Going on the marketing, what we have here is a counter to fake news and dodgy argumentation in the form of mathematical logic. The back cover tells us 'Newspaper headlines and social media use emotions to warp the facts. Politicians and companies master rhetoric to mislead us. What one book could help us make sense of it all?' Admittedly they don't answer their rhetorical question, but I assume the answer is intended to be The Art of Logic. (Did the company behind this book realise it was using rhetoric, though presumably not to mislead us?) 

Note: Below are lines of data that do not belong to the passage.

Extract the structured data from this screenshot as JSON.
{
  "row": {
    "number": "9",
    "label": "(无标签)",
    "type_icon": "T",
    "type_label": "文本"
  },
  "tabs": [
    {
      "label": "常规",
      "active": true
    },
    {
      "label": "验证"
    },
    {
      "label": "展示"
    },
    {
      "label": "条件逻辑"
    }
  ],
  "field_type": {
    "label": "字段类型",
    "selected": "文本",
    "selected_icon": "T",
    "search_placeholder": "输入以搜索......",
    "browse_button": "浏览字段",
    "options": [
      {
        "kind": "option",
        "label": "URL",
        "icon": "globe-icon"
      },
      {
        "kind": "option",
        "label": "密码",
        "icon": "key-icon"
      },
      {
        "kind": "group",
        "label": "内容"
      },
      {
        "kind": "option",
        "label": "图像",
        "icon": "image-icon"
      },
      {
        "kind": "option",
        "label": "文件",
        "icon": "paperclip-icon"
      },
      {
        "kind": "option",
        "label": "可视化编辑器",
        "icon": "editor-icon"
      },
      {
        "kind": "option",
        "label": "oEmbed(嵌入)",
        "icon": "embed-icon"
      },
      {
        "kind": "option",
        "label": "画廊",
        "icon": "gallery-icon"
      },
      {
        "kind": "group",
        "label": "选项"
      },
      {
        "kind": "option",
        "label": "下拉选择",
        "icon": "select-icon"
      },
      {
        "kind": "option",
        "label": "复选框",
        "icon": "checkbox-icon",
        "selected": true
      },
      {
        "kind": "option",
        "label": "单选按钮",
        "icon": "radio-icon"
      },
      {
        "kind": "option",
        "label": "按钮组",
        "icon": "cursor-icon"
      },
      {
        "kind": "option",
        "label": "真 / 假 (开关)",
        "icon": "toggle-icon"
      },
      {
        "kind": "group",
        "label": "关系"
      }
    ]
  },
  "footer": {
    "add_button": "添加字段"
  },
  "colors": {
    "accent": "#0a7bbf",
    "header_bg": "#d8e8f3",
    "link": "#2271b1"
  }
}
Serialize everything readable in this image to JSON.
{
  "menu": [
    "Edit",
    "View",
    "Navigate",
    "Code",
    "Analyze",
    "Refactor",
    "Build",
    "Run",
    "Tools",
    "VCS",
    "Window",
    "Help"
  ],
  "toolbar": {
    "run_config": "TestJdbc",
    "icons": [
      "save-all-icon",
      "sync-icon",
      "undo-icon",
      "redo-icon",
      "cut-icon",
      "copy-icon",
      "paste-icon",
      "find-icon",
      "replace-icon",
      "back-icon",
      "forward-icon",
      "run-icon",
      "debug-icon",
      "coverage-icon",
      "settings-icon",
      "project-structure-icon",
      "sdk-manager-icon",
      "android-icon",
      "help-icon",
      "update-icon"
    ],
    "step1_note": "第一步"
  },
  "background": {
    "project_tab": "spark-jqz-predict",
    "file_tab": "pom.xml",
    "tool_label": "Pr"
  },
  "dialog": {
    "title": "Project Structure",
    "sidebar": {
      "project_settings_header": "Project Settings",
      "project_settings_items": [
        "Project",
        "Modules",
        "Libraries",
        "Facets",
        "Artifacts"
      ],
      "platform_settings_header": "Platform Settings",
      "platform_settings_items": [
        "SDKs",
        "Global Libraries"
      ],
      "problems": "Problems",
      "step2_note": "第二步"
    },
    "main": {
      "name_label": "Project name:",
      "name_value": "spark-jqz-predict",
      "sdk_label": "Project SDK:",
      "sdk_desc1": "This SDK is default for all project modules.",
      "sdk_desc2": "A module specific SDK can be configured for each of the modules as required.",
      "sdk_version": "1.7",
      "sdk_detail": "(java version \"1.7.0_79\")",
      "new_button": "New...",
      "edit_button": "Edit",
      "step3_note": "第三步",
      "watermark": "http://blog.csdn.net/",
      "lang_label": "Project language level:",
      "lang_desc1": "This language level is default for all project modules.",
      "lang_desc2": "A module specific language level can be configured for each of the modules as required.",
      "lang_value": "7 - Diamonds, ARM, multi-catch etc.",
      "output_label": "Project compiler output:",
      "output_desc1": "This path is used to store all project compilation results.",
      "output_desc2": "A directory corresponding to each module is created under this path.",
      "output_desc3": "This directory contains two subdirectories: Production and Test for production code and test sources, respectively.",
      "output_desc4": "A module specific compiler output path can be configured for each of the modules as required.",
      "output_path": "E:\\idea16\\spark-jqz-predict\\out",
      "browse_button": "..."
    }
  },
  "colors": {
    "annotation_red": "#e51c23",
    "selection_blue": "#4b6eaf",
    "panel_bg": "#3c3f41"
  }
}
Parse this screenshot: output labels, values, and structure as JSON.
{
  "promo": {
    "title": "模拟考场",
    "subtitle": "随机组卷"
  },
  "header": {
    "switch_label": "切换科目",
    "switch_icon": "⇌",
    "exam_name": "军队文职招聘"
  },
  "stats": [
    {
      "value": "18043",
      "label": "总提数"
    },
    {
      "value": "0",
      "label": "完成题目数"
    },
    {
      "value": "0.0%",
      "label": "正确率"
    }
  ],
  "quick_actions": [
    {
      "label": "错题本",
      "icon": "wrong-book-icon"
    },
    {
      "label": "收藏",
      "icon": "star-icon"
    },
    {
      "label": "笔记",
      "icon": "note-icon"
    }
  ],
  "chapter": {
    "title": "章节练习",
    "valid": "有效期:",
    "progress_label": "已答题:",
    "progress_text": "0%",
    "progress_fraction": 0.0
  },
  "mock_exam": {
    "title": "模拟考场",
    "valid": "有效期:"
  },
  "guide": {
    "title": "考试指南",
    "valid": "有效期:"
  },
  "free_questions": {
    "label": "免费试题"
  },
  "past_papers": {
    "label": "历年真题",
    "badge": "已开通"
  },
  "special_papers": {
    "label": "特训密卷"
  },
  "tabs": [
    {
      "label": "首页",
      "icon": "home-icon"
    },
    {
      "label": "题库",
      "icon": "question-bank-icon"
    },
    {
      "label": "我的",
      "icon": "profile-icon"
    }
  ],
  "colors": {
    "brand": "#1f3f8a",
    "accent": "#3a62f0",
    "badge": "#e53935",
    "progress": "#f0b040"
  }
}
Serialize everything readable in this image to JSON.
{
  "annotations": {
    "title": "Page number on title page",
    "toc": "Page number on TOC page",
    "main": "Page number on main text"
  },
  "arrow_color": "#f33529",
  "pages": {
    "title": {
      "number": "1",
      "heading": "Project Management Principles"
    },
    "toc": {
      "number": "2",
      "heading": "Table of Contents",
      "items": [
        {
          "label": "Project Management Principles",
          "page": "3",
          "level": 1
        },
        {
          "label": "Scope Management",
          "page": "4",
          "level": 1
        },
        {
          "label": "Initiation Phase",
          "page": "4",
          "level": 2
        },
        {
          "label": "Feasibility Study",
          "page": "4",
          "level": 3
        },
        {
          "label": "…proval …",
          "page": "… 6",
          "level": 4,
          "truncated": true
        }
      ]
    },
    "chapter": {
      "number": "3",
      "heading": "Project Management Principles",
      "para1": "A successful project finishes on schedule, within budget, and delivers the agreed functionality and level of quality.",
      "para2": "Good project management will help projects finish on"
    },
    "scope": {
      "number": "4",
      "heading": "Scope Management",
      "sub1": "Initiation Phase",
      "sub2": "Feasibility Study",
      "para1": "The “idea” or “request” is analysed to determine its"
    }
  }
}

What we actually have is a combination of a lucid and interesting explanation of the basics of logic with the mathematical equivalent of those books such as Algorithms to Live By that were so popular a couple of years ago. They used the logic of algorithms (differently worded, and, to me, easier to understand), the heart of computer…

Quantum Economics - David Orrell ****

David Orrell's earlier title Economyths is one of my favourite popular science books of all time. Or, perhaps, I should say popular non-science, as Orrell shows just how devastatingly traditional economics uses the tools of science without having a scientific basis. I was, therefore, really looking forward to reading Orrell's new book - until I saw the title. As anyone involved with physics can tell you, there's nothing more irritating than the business of sticking the word 'quantum' onto something to give a pseudo-scientific boost to waffle and woo. Was Orrell doing the same thing? Thankfully, his introduction put my fears aside.

Orrell, a mathematician with a physics background quickly makes it clear that the way he is using quantum theory is not just employing magic words, but involves making use of strong parallels between the nature of quantum objects and concepts like money (more on money in a moment). Yes, this is to some extent a metaphorical use of quantum …

The Ashtray - Errol Morris *****

Wow. When someone suggested I read a book called The Ashtray, written by a documentary film-maker, it didn't strike me that it would be a book that gave deep insights into the history and philosophy of science - while also being a remarkable reading experience. In fact, I almost didn't bother with it, but I'm glad that I did.

The titular ashtray was thrown at the author when he was a grad student - thrown by one of the two best known names in the philosophy of science, Thomas Kuhn, he of The Structure of Scientific Revolutions and the concept of paradigm shifts. Kuhn didn't like the young Errol Morris daring to challenge his ideas and reacted with what some would regard as a less than philosophical reply by hurling a heavy glass ashtray at him.

Part of the reason that reading The Ashtray is a remarkable experience is because it's a book that feels in some ways like watching a documentary. I have to confess I've never seen any of Morris's work, but he uses vis…